i. Begin in Downwards-facing dog. Place your left foot so that it is parallel to the back of the mat. Complete steps ii and iii on one inhale.
ii. Step your right foot towards the front of your mat, ensuring that your right knee is directly above your right ankle.
iii. Raise both hands above your head, pushing your palms together.
Iv. Come into Warrior 1 and open your arms so that they are parallel to your legs.
v. Turn your palms so that they are both facing downwards.
vi. Close the fingers on each hand so that the energy is focused and reach your hands in opposite directions to elongate your arms.
vii. Lower your pelvis slightly and check that your bent knee is directly above your ankle.
viii.
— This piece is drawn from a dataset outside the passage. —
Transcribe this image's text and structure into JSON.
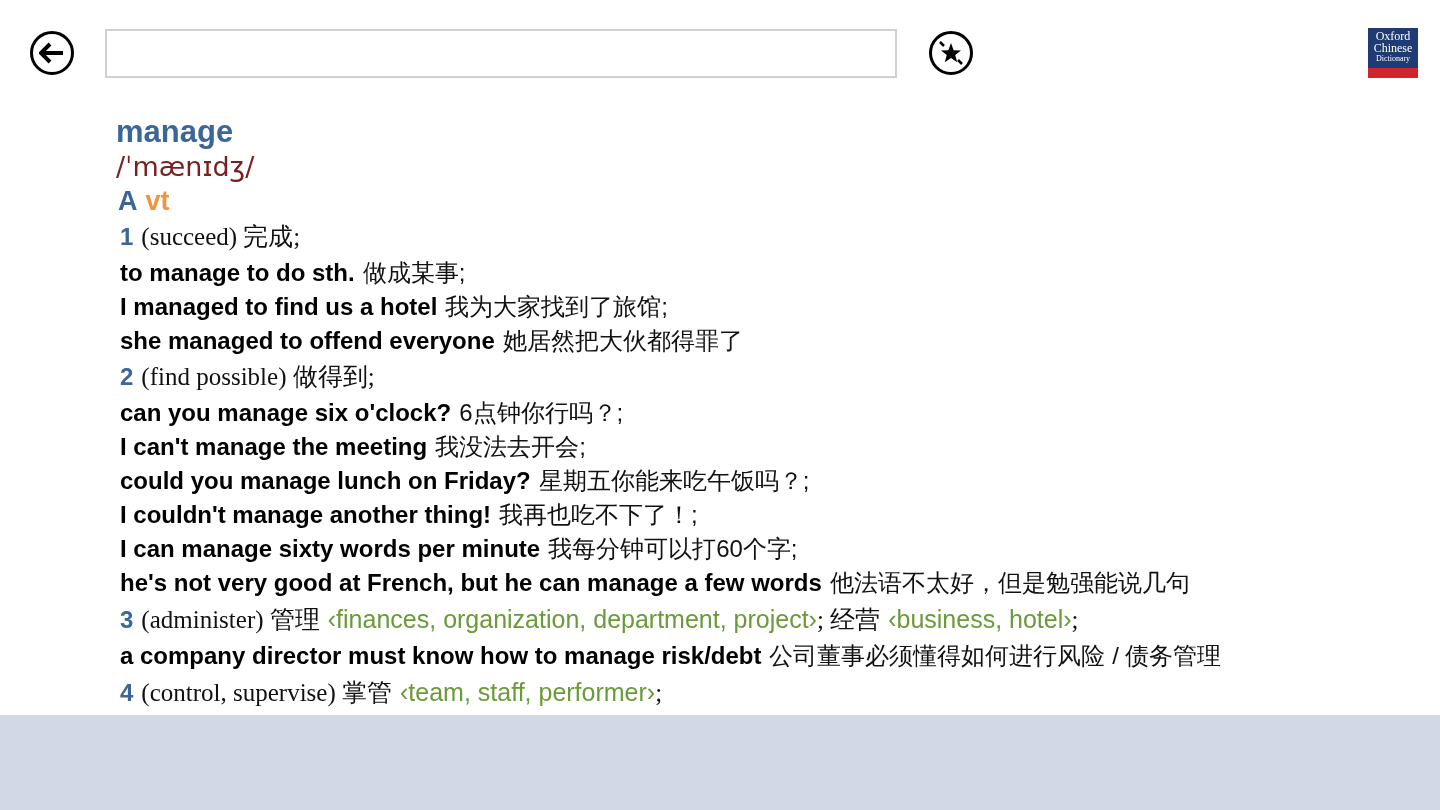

Raise your hands slightly to ensure that there is a clear line of energy emanating from your body.
ix. Rotate your left hip so that it is facing forwards.